This article contributes to the historiographical debate concerning the nature and evolution of an Australian national identity. It does so through the case study of cricket and, in particular, cricketing relations with Britain. It argues that the movement of cultural traffic-that is the two-way transmission of people, ideas and sports-between metropole and colony was central to the formation, definition and evolution of an Australian cricketing identity. Furthermore, it suggests that this sporting national identity acted as a rehearsal for a broader Australian identity.
|Number of pages||15|
|Journal||International Journal of the History of Sport|

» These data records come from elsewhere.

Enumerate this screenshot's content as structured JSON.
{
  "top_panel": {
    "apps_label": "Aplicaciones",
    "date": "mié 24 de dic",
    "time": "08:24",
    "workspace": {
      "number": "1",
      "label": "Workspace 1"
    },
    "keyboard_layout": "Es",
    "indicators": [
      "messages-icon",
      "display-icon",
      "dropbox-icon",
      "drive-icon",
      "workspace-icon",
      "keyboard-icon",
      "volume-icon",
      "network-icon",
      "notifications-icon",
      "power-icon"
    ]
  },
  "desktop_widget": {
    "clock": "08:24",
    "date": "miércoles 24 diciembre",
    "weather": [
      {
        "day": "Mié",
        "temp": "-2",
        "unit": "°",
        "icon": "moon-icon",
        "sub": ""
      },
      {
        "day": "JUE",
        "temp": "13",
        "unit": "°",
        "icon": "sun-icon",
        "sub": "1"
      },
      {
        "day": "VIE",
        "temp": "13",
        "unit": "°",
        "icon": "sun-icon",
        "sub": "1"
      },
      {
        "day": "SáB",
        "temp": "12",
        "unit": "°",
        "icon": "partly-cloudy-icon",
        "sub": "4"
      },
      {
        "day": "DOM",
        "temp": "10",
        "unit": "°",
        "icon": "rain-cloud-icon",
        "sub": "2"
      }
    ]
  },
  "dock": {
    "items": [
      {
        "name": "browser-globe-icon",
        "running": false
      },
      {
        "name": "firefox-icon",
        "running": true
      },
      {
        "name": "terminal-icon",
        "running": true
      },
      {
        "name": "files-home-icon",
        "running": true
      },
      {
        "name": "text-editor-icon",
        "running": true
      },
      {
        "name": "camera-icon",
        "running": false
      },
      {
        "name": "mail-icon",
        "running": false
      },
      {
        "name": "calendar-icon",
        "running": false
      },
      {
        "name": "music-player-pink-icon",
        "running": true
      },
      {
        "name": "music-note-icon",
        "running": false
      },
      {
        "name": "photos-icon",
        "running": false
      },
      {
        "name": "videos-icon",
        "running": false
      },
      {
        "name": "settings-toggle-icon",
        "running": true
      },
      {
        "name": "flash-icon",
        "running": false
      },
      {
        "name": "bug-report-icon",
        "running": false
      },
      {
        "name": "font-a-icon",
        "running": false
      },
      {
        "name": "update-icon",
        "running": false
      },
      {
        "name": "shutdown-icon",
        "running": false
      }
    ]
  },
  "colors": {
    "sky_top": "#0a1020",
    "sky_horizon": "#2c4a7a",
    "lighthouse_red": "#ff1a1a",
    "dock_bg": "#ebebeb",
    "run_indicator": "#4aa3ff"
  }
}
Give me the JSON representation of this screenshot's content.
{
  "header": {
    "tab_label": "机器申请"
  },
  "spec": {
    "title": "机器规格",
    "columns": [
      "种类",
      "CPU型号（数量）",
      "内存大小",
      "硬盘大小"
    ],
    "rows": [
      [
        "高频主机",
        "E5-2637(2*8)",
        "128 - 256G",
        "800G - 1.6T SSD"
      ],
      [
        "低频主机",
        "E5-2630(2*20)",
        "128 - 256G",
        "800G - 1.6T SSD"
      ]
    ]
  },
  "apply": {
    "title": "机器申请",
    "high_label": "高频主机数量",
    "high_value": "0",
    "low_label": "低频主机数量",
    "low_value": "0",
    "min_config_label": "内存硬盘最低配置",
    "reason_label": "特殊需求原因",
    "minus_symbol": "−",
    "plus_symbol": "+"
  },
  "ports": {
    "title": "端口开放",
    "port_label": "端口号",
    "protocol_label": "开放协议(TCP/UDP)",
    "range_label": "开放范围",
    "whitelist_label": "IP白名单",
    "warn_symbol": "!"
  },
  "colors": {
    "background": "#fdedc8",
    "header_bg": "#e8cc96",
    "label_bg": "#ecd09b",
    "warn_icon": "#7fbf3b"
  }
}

|Early online date||2014|
|Publication status||Published - Jan 2015|